:: Your assignment ::
Please output the entries below exactly as they are.
-----
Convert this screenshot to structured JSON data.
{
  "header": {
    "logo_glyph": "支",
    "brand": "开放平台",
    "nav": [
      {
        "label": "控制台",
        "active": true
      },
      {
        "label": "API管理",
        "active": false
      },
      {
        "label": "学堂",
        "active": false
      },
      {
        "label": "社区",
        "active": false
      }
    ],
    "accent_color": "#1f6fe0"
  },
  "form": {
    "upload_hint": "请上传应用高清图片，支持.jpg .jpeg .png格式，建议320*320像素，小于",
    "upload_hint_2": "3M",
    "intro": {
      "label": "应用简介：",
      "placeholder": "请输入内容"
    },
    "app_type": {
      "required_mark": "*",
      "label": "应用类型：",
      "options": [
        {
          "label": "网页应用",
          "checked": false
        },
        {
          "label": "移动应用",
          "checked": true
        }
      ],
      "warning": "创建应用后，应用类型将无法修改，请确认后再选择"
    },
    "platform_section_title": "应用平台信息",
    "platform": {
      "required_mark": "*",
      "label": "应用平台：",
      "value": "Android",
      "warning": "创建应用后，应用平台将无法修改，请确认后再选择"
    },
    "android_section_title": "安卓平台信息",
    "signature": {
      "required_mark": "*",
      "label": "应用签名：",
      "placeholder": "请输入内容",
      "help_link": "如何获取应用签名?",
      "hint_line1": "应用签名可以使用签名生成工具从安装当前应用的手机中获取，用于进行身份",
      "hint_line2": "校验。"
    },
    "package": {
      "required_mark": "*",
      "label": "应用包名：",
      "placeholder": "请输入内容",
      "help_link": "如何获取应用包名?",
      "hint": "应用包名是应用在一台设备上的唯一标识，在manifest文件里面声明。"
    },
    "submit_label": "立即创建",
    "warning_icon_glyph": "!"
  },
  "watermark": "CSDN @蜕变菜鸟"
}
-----
:: Solution to this problem ::
Convert this screenshot to structured JSON data.
{
  "header": {
    "logo_glyph": "支",
    "brand": "开放平台",
    "nav": [
      {
        "label": "控制台",
        "active": true
      },
      {
        "label": "API管理",
        "active": false
      },
      {
        "label": "学堂",
        "active": false
      },
      {
        "label": "社区",
        "active": false
      }
    ],
    "accent_color": "#1f6fe0"
  },
  "form": {
    "upload_hint": "请上传应用高清图片，支持.jpg .jpeg .png格式，建议320*320像素，小于",
    "upload_hint_2": "3M",
    "intro": {
      "label": "应用简介：",
      "placeholder": "请输入内容"
    },
    "app_type": {
      "required_mark": "*",
      "label": "应用类型：",
      "options": [
        {
          "label": "网页应用",
          "checked": false
        },
        {
          "label": "移动应用",
          "checked": true
        }
      ],
      "warning": "创建应用后，应用类型将无法修改，请确认后再选择"
    },
    "platform_section_title": "应用平台信息",
    "platform": {
      "required_mark": "*",
      "label": "应用平台：",
      "value": "Android",
      "warning": "创建应用后，应用平台将无法修改，请确认后再选择"
    },
    "android_section_title": "安卓平台信息",
    "signature": {
      "required_mark": "*",
      "label": "应用签名：",
      "placeholder": "请输入内容",
      "help_link": "如何获取应用签名?",
      "hint_line1": "应用签名可以使用签名生成工具从安装当前应用的手机中获取，用于进行身份",
      "hint_line2": "校验。"
    },
    "package": {
      "required_mark": "*",
      "label": "应用包名：",
      "placeholder": "请输入内容",
      "help_link": "如何获取应用包名?",
      "hint": "应用包名是应用在一台设备上的唯一标识，在manifest文件里面声明。"
    },
    "submit_label": "立即创建",
    "warning_icon_glyph": "!"
  },
  "watermark": "CSDN @蜕变菜鸟"
}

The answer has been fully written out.